[TASK DATA]
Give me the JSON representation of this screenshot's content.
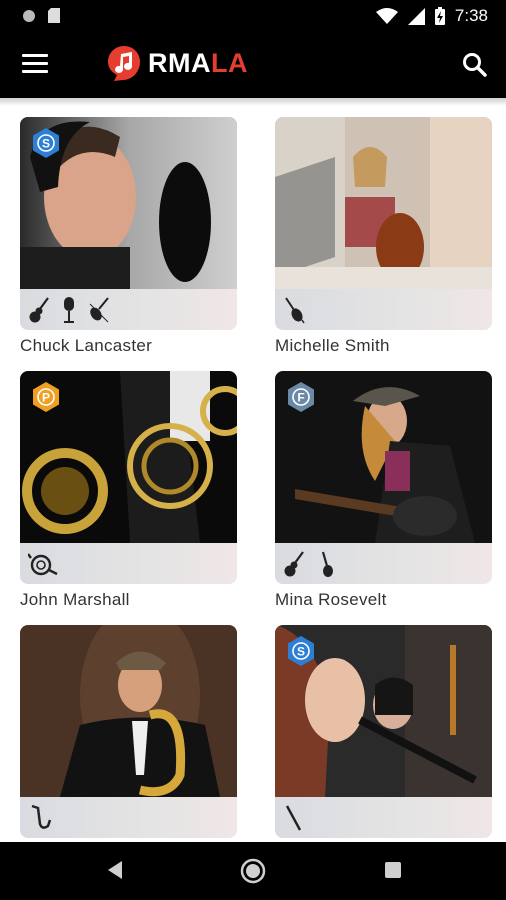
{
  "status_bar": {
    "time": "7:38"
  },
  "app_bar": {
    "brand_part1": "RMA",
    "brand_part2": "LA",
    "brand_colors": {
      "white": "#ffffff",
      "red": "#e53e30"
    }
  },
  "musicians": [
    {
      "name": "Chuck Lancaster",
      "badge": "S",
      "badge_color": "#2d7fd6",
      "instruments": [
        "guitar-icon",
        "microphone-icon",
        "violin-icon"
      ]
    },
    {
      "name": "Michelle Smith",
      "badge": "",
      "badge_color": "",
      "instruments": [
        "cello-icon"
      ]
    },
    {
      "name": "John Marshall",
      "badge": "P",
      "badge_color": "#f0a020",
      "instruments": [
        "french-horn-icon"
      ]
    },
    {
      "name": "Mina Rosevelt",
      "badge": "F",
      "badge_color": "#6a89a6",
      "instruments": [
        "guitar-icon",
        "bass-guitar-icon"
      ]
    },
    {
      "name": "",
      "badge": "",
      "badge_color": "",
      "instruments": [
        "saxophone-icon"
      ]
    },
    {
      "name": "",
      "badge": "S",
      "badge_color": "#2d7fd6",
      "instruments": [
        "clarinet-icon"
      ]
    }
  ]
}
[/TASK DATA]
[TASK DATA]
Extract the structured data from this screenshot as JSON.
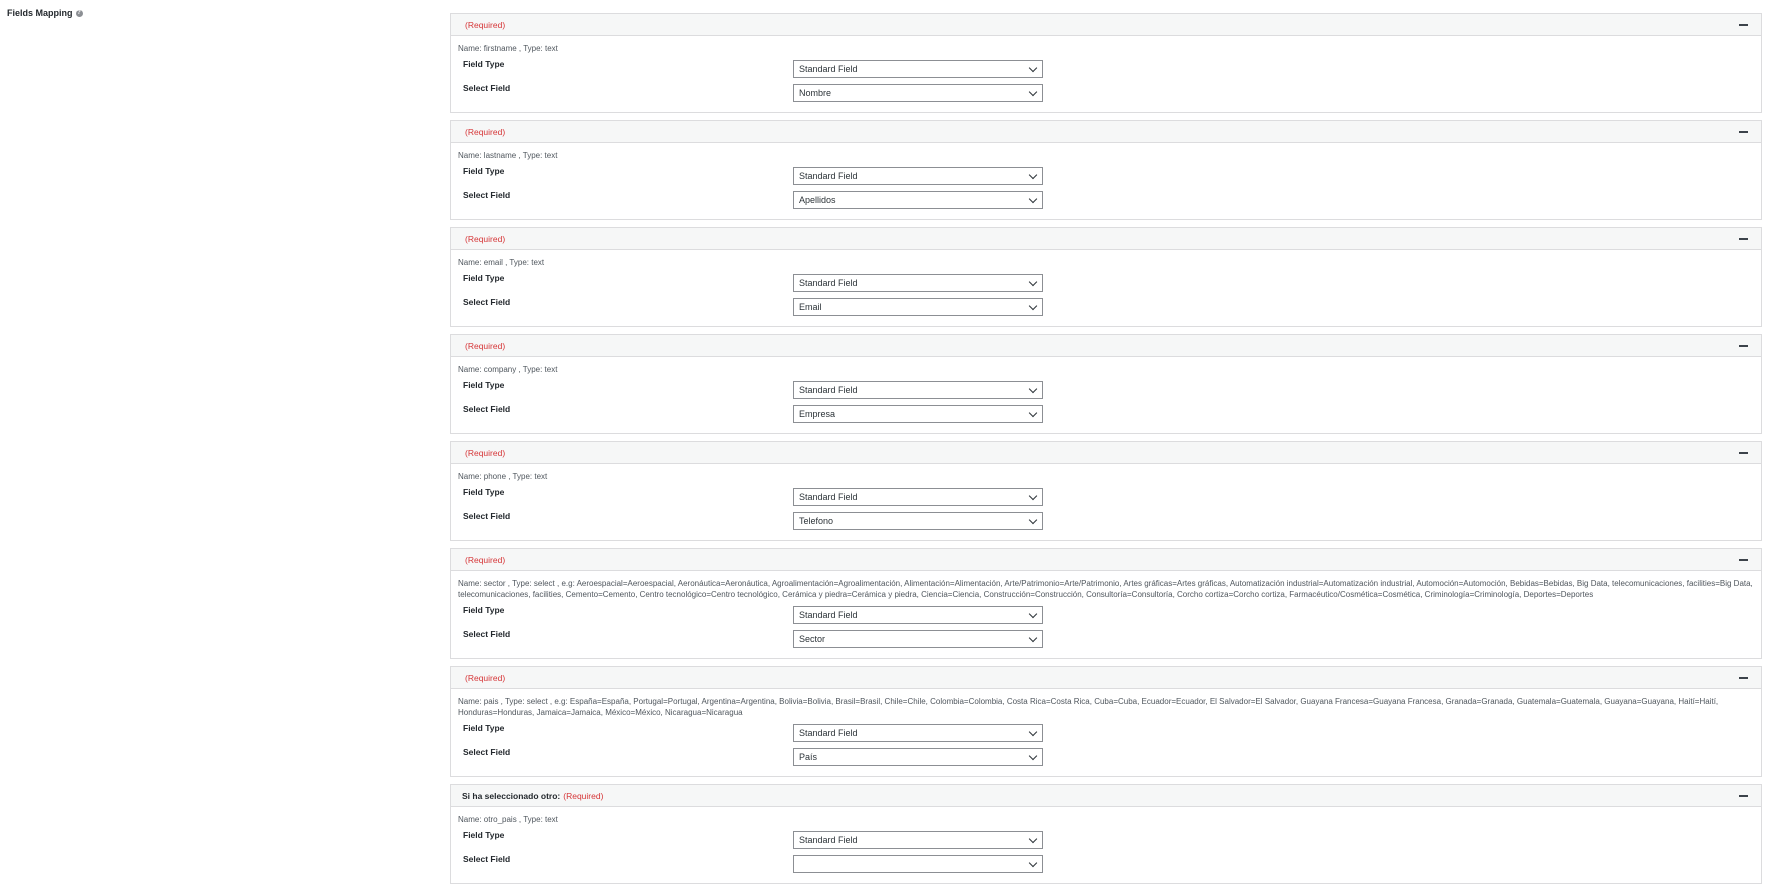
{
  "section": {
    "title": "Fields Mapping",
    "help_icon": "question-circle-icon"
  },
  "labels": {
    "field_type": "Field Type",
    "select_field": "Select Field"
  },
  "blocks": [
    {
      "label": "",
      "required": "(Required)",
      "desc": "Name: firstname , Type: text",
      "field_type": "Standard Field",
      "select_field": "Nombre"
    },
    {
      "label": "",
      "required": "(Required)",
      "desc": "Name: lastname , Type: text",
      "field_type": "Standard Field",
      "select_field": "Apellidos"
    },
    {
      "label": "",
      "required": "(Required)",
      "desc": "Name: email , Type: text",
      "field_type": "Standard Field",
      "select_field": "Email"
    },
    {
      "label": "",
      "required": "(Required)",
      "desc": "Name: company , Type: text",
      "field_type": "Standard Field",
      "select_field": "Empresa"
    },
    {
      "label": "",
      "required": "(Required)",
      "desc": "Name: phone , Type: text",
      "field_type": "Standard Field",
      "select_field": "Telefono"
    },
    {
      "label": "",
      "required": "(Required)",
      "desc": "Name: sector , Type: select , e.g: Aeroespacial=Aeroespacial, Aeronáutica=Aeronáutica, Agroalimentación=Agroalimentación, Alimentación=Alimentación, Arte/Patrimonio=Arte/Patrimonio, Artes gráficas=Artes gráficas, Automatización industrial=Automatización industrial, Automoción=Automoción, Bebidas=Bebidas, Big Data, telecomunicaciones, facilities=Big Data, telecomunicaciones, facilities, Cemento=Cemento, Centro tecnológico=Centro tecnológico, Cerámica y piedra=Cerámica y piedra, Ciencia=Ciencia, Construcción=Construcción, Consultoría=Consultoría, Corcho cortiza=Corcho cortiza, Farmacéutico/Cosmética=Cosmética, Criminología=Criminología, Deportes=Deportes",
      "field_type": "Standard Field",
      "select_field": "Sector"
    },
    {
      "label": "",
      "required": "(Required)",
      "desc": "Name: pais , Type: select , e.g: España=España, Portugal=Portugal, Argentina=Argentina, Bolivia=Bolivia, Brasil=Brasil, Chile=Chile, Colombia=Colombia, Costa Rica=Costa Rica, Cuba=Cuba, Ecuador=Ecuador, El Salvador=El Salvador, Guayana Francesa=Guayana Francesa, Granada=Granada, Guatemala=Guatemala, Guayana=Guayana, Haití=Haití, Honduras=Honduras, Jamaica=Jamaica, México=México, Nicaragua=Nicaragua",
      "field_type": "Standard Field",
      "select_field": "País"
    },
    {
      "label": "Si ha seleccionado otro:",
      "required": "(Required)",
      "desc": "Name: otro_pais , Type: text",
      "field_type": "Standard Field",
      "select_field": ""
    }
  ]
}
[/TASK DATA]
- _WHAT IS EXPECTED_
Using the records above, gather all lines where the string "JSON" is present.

- _ANSWER TO THE EXERCISE_
Give me the JSON representation of this screenshot's content.
Extract the structured data from this screenshot as JSON.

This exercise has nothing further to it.